▶ [Requirement]: This exercise asks for a copy of each line in the records below with the word "color" in it.

[Records from a dataset]
========================================
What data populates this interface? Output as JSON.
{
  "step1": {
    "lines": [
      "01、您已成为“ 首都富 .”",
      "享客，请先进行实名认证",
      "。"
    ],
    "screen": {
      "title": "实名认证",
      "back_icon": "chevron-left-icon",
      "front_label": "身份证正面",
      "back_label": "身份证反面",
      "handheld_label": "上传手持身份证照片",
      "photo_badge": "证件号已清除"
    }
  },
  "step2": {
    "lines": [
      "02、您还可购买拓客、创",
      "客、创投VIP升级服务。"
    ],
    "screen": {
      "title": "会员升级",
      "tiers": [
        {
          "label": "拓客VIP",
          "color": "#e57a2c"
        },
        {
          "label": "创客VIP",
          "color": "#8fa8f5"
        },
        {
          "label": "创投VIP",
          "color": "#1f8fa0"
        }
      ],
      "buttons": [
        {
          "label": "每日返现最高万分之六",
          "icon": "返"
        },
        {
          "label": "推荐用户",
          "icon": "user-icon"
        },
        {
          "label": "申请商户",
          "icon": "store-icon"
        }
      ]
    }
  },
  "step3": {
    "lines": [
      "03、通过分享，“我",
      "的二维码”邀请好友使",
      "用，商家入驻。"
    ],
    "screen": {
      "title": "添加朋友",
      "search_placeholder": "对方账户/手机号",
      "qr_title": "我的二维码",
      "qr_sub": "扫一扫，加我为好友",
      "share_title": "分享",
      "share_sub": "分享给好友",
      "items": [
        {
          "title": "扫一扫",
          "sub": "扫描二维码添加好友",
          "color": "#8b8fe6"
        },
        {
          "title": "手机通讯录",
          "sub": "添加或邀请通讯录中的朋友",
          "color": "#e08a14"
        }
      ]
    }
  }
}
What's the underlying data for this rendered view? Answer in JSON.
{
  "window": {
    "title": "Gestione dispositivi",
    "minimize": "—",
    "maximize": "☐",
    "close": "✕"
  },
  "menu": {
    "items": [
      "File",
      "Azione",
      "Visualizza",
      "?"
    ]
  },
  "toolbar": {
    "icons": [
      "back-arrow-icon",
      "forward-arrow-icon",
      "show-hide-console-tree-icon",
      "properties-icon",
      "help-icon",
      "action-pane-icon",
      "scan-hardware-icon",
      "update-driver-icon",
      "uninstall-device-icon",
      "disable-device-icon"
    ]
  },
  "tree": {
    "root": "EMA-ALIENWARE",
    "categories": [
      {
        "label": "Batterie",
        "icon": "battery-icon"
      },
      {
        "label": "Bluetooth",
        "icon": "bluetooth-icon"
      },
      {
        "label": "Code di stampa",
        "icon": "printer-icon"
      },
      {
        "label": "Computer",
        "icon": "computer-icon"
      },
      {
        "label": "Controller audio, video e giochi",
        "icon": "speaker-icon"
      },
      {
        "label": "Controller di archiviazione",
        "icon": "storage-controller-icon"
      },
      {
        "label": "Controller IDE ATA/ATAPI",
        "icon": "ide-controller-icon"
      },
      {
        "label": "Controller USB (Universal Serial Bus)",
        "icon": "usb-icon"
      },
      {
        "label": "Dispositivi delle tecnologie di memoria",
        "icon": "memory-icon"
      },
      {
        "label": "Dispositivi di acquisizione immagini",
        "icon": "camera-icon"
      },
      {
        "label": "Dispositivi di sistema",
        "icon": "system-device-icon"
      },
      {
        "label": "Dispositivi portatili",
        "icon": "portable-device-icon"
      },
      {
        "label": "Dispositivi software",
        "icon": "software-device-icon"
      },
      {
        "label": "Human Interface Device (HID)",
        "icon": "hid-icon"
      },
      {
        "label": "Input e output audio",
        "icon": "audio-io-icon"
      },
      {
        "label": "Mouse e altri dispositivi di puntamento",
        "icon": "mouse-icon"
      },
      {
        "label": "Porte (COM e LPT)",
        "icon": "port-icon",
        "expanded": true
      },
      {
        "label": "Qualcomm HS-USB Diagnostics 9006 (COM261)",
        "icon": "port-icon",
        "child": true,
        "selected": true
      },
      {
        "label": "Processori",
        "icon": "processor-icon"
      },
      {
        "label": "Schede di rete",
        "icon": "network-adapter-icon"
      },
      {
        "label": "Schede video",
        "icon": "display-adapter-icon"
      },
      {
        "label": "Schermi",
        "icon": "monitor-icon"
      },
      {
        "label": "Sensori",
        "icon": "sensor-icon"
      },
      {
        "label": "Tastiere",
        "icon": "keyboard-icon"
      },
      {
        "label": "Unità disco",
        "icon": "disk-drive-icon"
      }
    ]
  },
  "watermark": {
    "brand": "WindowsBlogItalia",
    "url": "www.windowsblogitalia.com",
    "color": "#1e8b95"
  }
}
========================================
▶ [Task result]:
          "color": "#e57a2c"
          "color": "#8fa8f5"
          "color": "#1f8fa0"
          "color": "#8b8fe6"
          "color": "#e08a14"
    "color": "#1e8b95"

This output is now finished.